[Component data from apps and pages]

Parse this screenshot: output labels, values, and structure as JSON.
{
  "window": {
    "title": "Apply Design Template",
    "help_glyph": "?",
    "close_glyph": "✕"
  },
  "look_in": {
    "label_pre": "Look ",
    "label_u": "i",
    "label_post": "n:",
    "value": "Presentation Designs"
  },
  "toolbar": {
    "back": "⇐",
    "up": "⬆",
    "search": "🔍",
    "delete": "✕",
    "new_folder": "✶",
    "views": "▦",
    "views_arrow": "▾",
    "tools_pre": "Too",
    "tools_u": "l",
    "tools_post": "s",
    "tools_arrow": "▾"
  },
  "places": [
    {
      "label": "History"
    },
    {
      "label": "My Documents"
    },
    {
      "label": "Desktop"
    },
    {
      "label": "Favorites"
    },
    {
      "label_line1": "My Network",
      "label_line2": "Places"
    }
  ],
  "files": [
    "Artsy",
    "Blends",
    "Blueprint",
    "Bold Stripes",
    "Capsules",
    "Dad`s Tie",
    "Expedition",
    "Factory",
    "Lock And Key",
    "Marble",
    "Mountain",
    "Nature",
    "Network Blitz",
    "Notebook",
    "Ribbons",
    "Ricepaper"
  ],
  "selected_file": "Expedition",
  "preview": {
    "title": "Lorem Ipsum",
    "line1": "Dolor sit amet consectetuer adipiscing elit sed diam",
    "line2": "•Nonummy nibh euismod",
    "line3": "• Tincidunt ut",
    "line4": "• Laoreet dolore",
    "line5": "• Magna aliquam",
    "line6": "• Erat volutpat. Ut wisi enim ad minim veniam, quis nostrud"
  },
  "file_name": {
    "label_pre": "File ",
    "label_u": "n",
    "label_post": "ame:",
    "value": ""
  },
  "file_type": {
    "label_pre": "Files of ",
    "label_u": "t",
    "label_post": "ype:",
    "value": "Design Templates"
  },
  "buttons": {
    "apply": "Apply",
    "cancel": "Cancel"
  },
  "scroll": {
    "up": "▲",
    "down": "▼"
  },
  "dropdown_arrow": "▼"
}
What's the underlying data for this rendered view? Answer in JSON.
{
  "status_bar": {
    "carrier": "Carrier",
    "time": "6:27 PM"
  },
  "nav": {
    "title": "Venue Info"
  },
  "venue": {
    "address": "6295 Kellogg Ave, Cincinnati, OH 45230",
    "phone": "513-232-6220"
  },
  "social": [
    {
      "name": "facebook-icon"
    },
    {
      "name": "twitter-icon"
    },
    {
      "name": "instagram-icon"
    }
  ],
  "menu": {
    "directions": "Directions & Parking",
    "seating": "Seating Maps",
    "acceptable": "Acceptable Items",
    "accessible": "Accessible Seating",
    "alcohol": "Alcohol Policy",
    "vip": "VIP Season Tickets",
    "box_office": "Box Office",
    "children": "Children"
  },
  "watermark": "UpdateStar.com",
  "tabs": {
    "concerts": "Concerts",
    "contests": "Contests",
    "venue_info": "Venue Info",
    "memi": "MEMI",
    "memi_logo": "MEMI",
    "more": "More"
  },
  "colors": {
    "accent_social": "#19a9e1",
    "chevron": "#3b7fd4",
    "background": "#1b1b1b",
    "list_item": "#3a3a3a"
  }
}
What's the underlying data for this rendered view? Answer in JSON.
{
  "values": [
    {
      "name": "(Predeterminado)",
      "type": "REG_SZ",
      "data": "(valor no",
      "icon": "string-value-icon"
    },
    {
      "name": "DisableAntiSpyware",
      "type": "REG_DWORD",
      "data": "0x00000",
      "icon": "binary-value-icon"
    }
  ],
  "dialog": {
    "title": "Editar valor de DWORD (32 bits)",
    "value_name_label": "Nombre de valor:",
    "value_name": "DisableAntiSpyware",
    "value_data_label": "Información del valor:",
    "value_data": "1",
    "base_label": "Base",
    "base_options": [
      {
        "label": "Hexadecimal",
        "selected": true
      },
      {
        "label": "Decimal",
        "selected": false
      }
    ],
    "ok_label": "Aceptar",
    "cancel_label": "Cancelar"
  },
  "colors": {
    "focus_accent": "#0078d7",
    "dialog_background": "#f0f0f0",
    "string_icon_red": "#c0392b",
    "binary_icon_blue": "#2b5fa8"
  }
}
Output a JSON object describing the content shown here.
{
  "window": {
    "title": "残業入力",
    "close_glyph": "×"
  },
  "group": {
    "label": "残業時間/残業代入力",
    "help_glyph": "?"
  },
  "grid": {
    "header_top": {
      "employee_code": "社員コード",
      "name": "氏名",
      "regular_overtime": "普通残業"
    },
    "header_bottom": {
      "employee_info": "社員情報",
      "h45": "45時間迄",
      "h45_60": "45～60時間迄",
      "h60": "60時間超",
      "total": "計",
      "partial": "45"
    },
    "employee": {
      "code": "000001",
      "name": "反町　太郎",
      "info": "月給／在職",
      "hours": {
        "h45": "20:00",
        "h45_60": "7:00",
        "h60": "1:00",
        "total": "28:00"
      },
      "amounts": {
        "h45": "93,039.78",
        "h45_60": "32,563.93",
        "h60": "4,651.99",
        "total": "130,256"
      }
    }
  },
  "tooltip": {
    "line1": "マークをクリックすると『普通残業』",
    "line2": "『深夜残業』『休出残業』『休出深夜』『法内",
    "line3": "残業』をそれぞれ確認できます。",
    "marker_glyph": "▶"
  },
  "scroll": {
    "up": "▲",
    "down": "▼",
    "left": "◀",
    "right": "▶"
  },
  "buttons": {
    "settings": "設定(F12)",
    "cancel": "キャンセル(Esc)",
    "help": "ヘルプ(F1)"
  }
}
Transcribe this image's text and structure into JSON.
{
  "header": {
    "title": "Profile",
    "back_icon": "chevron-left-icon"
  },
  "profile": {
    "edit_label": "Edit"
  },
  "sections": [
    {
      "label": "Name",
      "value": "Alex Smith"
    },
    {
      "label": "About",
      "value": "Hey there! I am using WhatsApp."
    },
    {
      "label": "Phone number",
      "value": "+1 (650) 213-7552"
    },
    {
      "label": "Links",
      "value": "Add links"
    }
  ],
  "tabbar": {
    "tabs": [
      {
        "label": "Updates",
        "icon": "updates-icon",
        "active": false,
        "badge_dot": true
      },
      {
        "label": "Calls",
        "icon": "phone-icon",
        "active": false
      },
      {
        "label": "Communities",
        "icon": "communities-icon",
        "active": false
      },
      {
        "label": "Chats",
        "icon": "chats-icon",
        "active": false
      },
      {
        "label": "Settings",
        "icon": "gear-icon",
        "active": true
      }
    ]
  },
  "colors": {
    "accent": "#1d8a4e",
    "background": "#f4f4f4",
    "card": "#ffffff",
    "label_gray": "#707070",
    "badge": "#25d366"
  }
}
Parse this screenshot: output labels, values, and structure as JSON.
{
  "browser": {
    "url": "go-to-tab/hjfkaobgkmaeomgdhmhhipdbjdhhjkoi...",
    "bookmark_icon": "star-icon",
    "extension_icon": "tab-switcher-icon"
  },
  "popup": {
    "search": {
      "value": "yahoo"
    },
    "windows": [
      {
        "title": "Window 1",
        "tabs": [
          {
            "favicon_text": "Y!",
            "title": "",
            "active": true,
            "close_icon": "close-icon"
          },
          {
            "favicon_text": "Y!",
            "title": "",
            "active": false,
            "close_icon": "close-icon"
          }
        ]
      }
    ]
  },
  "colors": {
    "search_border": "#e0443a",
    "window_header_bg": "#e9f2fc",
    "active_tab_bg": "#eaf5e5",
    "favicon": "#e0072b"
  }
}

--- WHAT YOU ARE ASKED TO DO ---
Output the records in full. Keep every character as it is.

--- YOUR SOLUTION ---
Parse this screenshot: output labels, values, and structure as JSON.
{
  "window": {
    "title": "Apply Design Template",
    "help_glyph": "?",
    "close_glyph": "✕"
  },
  "look_in": {
    "label_pre": "Look ",
    "label_u": "i",
    "label_post": "n:",
    "value": "Presentation Designs"
  },
  "toolbar": {
    "back": "⇐",
    "up": "⬆",
    "search": "🔍",
    "delete": "✕",
    "new_folder": "✶",
    "views": "▦",
    "views_arrow": "▾",
    "tools_pre": "Too",
    "tools_u": "l",
    "tools_post": "s",
    "tools_arrow": "▾"
  },
  "places": [
    {
      "label": "History"
    },
    {
      "label": "My Documents"
    },
    {
      "label": "Desktop"
    },
    {
      "label": "Favorites"
    },
    {
      "label_line1": "My Network",
      "label_line2": "Places"
    }
  ],
  "files": [
    "Artsy",
    "Blends",
    "Blueprint",
    "Bold Stripes",
    "Capsules",
    "Dad`s Tie",
    "Expedition",
    "Factory",
    "Lock And Key",
    "Marble",
    "Mountain",
    "Nature",
    "Network Blitz",
    "Notebook",
    "Ribbons",
    "Ricepaper"
  ],
  "selected_file": "Expedition",
  "preview": {
    "title": "Lorem Ipsum",
    "line1": "Dolor sit amet consectetuer adipiscing elit sed diam",
    "line2": "•Nonummy nibh euismod",
    "line3": "• Tincidunt ut",
    "line4": "• Laoreet dolore",
    "line5": "• Magna aliquam",
    "line6": "• Erat volutpat. Ut wisi enim ad minim veniam, quis nostrud"
  },
  "file_name": {
    "label_pre": "File ",
    "label_u": "n",
    "label_post": "ame:",
    "value": ""
  },
  "file_type": {
    "label_pre": "Files of ",
    "label_u": "t",
    "label_post": "ype:",
    "value": "Design Templates"
  },
  "buttons": {
    "apply": "Apply",
    "cancel": "Cancel"
  },
  "scroll": {
    "up": "▲",
    "down": "▼"
  },
  "dropdown_arrow": "▼"
}
What's the underlying data for this rendered view? Answer in JSON.
{
  "status_bar": {
    "carrier": "Carrier",
    "time": "6:27 PM"
  },
  "nav": {
    "title": "Venue Info"
  },
  "venue": {
    "address": "6295 Kellogg Ave, Cincinnati, OH 45230",
    "phone": "513-232-6220"
  },
  "social": [
    {
      "name": "facebook-icon"
    },
    {
      "name": "twitter-icon"
    },
    {
      "name": "instagram-icon"
    }
  ],
  "menu": {
    "directions": "Directions & Parking",
    "seating": "Seating Maps",
    "acceptable": "Acceptable Items",
    "accessible": "Accessible Seating",
    "alcohol": "Alcohol Policy",
    "vip": "VIP Season Tickets",
    "box_office": "Box Office",
    "children": "Children"
  },
  "watermark": "UpdateStar.com",
  "tabs": {
    "concerts": "Concerts",
    "contests": "Contests",
    "venue_info": "Venue Info",
    "memi": "MEMI",
    "memi_logo": "MEMI",
    "more": "More"
  },
  "colors": {
    "accent_social": "#19a9e1",
    "chevron": "#3b7fd4",
    "background": "#1b1b1b",
    "list_item": "#3a3a3a"
  }
}
What's the underlying data for this rendered view? Answer in JSON.
{
  "values": [
    {
      "name": "(Predeterminado)",
      "type": "REG_SZ",
      "data": "(valor no",
      "icon": "string-value-icon"
    },
    {
      "name": "DisableAntiSpyware",
      "type": "REG_DWORD",
      "data": "0x00000",
      "icon": "binary-value-icon"
    }
  ],
  "dialog": {
    "title": "Editar valor de DWORD (32 bits)",
    "value_name_label": "Nombre de valor:",
    "value_name": "DisableAntiSpyware",
    "value_data_label": "Información del valor:",
    "value_data": "1",
    "base_label": "Base",
    "base_options": [
      {
        "label": "Hexadecimal",
        "selected": true
      },
      {
        "label": "Decimal",
        "selected": false
      }
    ],
    "ok_label": "Aceptar",
    "cancel_label": "Cancelar"
  },
  "colors": {
    "focus_accent": "#0078d7",
    "dialog_background": "#f0f0f0",
    "string_icon_red": "#c0392b",
    "binary_icon_blue": "#2b5fa8"
  }
}
Output a JSON object describing the content shown here.
{
  "window": {
    "title": "残業入力",
    "close_glyph": "×"
  },
  "group": {
    "label": "残業時間/残業代入力",
    "help_glyph": "?"
  },
  "grid": {
    "header_top": {
      "employee_code": "社員コード",
      "name": "氏名",
      "regular_overtime": "普通残業"
    },
    "header_bottom": {
      "employee_info": "社員情報",
      "h45": "45時間迄",
      "h45_60": "45～60時間迄",
      "h60": "60時間超",
      "total": "計",
      "partial": "45"
    },
    "employee": {
      "code": "000001",
      "name": "反町　太郎",
      "info": "月給／在職",
      "hours": {
        "h45": "20:00",
        "h45_60": "7:00",
        "h60": "1:00",
        "total": "28:00"
      },
      "amounts": {
        "h45": "93,039.78",
        "h45_60": "32,563.93",
        "h60": "4,651.99",
        "total": "130,256"
      }
    }
  },
  "tooltip": {
    "line1": "マークをクリックすると『普通残業』",
    "line2": "『深夜残業』『休出残業』『休出深夜』『法内",
    "line3": "残業』をそれぞれ確認できます。",
    "marker_glyph": "▶"
  },
  "scroll": {
    "up": "▲",
    "down": "▼",
    "left": "◀",
    "right": "▶"
  },
  "buttons": {
    "settings": "設定(F12)",
    "cancel": "キャンセル(Esc)",
    "help": "ヘルプ(F1)"
  }
}
Transcribe this image's text and structure into JSON.
{
  "header": {
    "title": "Profile",
    "back_icon": "chevron-left-icon"
  },
  "profile": {
    "edit_label": "Edit"
  },
  "sections": [
    {
      "label": "Name",
      "value": "Alex Smith"
    },
    {
      "label": "About",
      "value": "Hey there! I am using WhatsApp."
    },
    {
      "label": "Phone number",
      "value": "+1 (650) 213-7552"
    },
    {
      "label": "Links",
      "value": "Add links"
    }
  ],
  "tabbar": {
    "tabs": [
      {
        "label": "Updates",
        "icon": "updates-icon",
        "active": false,
        "badge_dot": true
      },
      {
        "label": "Calls",
        "icon": "phone-icon",
        "active": false
      },
      {
        "label": "Communities",
        "icon": "communities-icon",
        "active": false
      },
      {
        "label": "Chats",
        "icon": "chats-icon",
        "active": false
      },
      {
        "label": "Settings",
        "icon": "gear-icon",
        "active": true
      }
    ]
  },
  "colors": {
    "accent": "#1d8a4e",
    "background": "#f4f4f4",
    "card": "#ffffff",
    "label_gray": "#707070",
    "badge": "#25d366"
  }
}
Parse this screenshot: output labels, values, and structure as JSON.
{
  "browser": {
    "url": "go-to-tab/hjfkaobgkmaeomgdhmhhipdbjdhhjkoi...",
    "bookmark_icon": "star-icon",
    "extension_icon": "tab-switcher-icon"
  },
  "popup": {
    "search": {
      "value": "yahoo"
    },
    "windows": [
      {
        "title": "Window 1",
        "tabs": [
          {
            "favicon_text": "Y!",
            "title": "",
            "active": true,
            "close_icon": "close-icon"
          },
          {
            "favicon_text": "Y!",
            "title": "",
            "active": false,
            "close_icon": "close-icon"
          }
        ]
      }
    ]
  },
  "colors": {
    "search_border": "#e0443a",
    "window_header_bg": "#e9f2fc",
    "active_tab_bg": "#eaf5e5",
    "favicon": "#e0072b"
  }
}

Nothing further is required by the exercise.